Projected lifetime health care costs for people retiring at 65 in 2011 declined $20,000 thanks to the changes in Medicare driven by the health care reform law signed in 2010, calculates Fidelity Investments, the nation's largest provider of employee benefits.
A reduction in out-of-pocket costs for prescription drugs made the biggest difference, Fidelity says, warning that retirees shouldn't get their hopes up that this is a trend. "While the savings generated through the health care reform laws is a welcome relief to many seniors, it should be considered a one-time adjustment, at least for the time being," said Brad Kimler, executive vice president of Fidelity's Benefits Consulting business in a statement.
The Patient Protection and Affordable Care law requires pharmaceutical companies to offer a 50 percent discount on brand name drugs that fall into the so-called "doughnut hole" -- a gap in Medicare's drug benefit plan that begins when an individual's prescription drug costs exceed the initial coverage limit -- $2,840 in 2011 -- and continues until their total out-of-pocket spending qualifies them for Medicare's catastrophic coverage -- a $4,550 threshold in 2011. Medicare recipients most likely to be helped by this are people with no employer-sponsored prescription drug coverage who make too much money for low-income subsidies. The law is expected to phase out the rest of the doughnut hole by 2020.

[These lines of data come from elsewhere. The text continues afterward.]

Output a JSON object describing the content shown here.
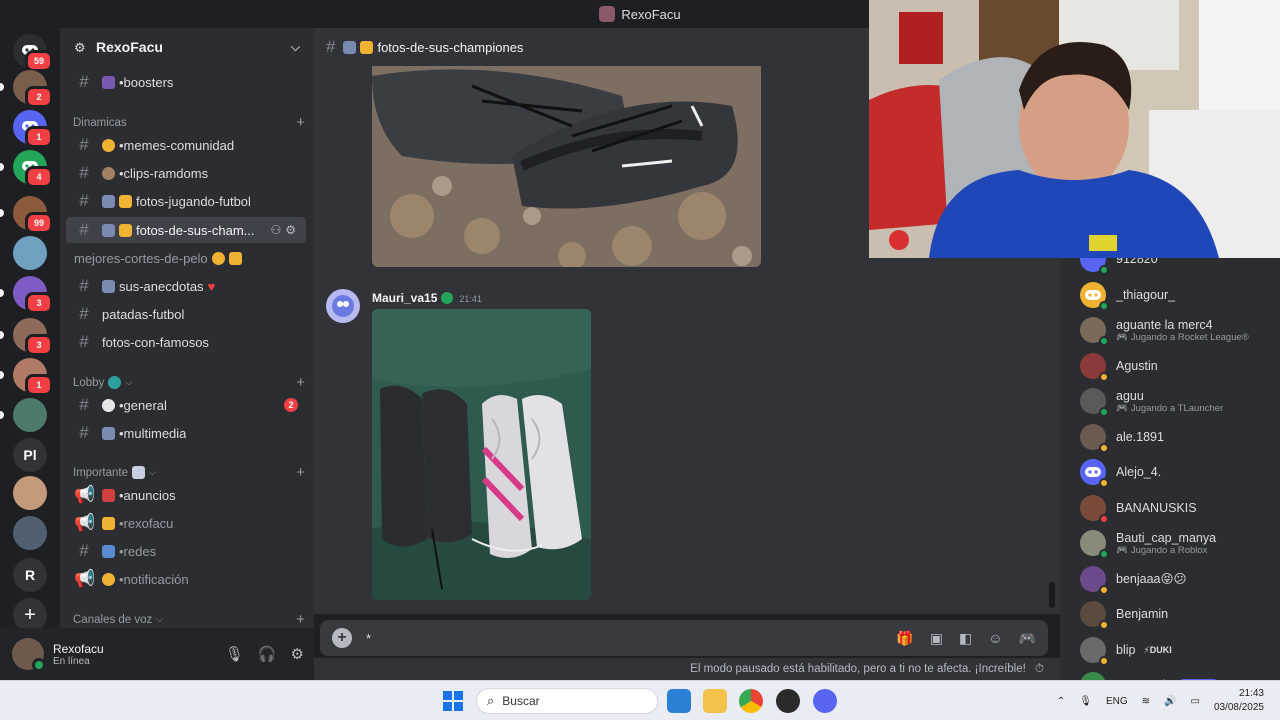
{
  "window": {
    "title": "RexoFacu"
  },
  "rail": {
    "servers": [
      {
        "name": "home",
        "badge": "59",
        "color": "#2b2d31",
        "glyph": "discord-icon"
      },
      {
        "name": "server-2",
        "badge": "2",
        "color": "#7a5e4c"
      },
      {
        "name": "server-3",
        "badge": "1",
        "color": "#5865f2",
        "glyph": "discord-icon"
      },
      {
        "name": "server-4",
        "badge": "4",
        "color": "#23a55a",
        "glyph": "discord-icon"
      },
      {
        "name": "server-5",
        "badge": "99",
        "color": "#8c5a3c"
      },
      {
        "name": "server-6",
        "badge": "",
        "color": "#6fa0c0"
      },
      {
        "name": "server-7",
        "badge": "3",
        "color": "#7d5cc4"
      },
      {
        "name": "server-8",
        "badge": "3",
        "color": "#8f6a5a"
      },
      {
        "name": "server-9",
        "badge": "1",
        "color": "#b07a64"
      },
      {
        "name": "server-10",
        "badge": "",
        "color": "#4d7a6a"
      },
      {
        "name": "server-pl",
        "label": "Pl",
        "badge": "",
        "color": "#313338"
      },
      {
        "name": "server-12",
        "badge": "",
        "color": "#c59a7a"
      },
      {
        "name": "server-13",
        "badge": "",
        "color": "#506070"
      },
      {
        "name": "server-r",
        "label": "R",
        "badge": "",
        "color": "#313338"
      },
      {
        "name": "add-server",
        "label": "+",
        "badge": "",
        "color": "#313338"
      }
    ]
  },
  "guild": {
    "name": "RexoFacu"
  },
  "channels": {
    "boosters": "•boosters",
    "cat_dinamicas": "Dinamicas",
    "memes": "•memes-comunidad",
    "clips": "•clips-ramdoms",
    "fotos_jugando": "fotos-jugando-futbol",
    "fotos_sus": "fotos-de-sus-cham...",
    "mejores_cortes": "mejores-cortes-de-pelo",
    "sus_anecdotas": "sus-anecdotas",
    "patadas": "patadas-futbol",
    "fotos_famosos": "fotos-con-famosos",
    "cat_lobby": "Lobby",
    "general": "•general",
    "general_mentions": "2",
    "multimedia": "•multimedia",
    "cat_importante": "Importante",
    "anuncios": "•anuncios",
    "rexofacu": "•rexofacu",
    "redes": "•redes",
    "notificacion": "•notificación",
    "cat_voz": "Canales de voz"
  },
  "user": {
    "name": "Rexofacu",
    "status": "En línea"
  },
  "chat": {
    "channel_title": "fotos-de-sus-championes",
    "message": {
      "author": "Mauri_va15",
      "time": "21:41"
    },
    "composer_text": "*",
    "pause_notice": "El modo pausado está habilitado, pero a ti no te afecta. ¡Increíble!"
  },
  "members": [
    {
      "name": "912820",
      "activity": "",
      "color": "#5865f2",
      "status": "#23a55a"
    },
    {
      "name": "_thiagour_",
      "activity": "",
      "color": "#f0b232",
      "status": "#23a55a",
      "glyph": "discord-icon"
    },
    {
      "name": "aguante la merc4",
      "activity": "Jugando a Rocket League®",
      "color": "#7a6a5a",
      "status": "#23a55a"
    },
    {
      "name": "Agustin",
      "activity": "",
      "color": "#8a3a3a",
      "status": "#f0b232"
    },
    {
      "name": "aguu",
      "activity": "Jugando a TLauncher",
      "color": "#5a5a5a",
      "status": "#23a55a"
    },
    {
      "name": "ale.1891",
      "activity": "",
      "color": "#6a5a50",
      "status": "#f0b232"
    },
    {
      "name": "Alejo_4.",
      "activity": "",
      "color": "#5865f2",
      "status": "#f0b232",
      "glyph": "discord-icon"
    },
    {
      "name": "BANANUSKIS",
      "activity": "",
      "color": "#7a4a3a",
      "status": "#f23f43"
    },
    {
      "name": "Bauti_cap_manya",
      "activity": "Jugando a Roblox",
      "color": "#8a8a7a",
      "status": "#23a55a"
    },
    {
      "name": "benjaaa😝😕",
      "activity": "",
      "color": "#6a4a8a",
      "status": "#f0b232"
    },
    {
      "name": "Benjamin",
      "activity": "",
      "color": "#5a4a40",
      "status": "#f0b232"
    },
    {
      "name": "blip",
      "tag": "⚡DUKI",
      "activity": "",
      "color": "#6a6a6a",
      "status": "#f0b232"
    },
    {
      "name": "CactusFire",
      "tag": "✓ APP",
      "activity": "",
      "color": "#3a8a4a",
      "status": "#23a55a"
    }
  ],
  "taskbar": {
    "search_placeholder": "Buscar",
    "lang": "ENG",
    "time": "21:43",
    "date": "03/08/2025"
  }
}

I used to read these phenomenally high lifetime costs for retirement health care and scoff. I had the mistaken idea that if you are entitled to Medicare, you don't pay very much. Then my accountant husband did the math, and it's pretty clear that Medicare is definitely not free.
Here's the breakdown, if you're doing some retirement planning and need to factor this in:
- Medicare Part B is $115 per person, per month or $2,760 for a couple for a year, plus there is a $162 per person deductible.
- Part D prescription drug coverage averages $40.72 per person, per month or $984 annually for a couple.
- The annual deductible is $310 per person or another $620 for a couple.
- A Medigap policy that covers the things that Medicare doesn't, including the deductibles listed above, is about $250 per person, per month or $6,000 per year for a couple.
You add all that up and you get at least $10,000 per year, per couple -- a significant chunk of money that will almost certainly increase by at least the inflation rate annually.
There is help available for people with low incomes, but people with modest retirement incomes and no retiree health insurance really feel the pinch.
If health care reform helps, any effort to repeal it is a big mistake.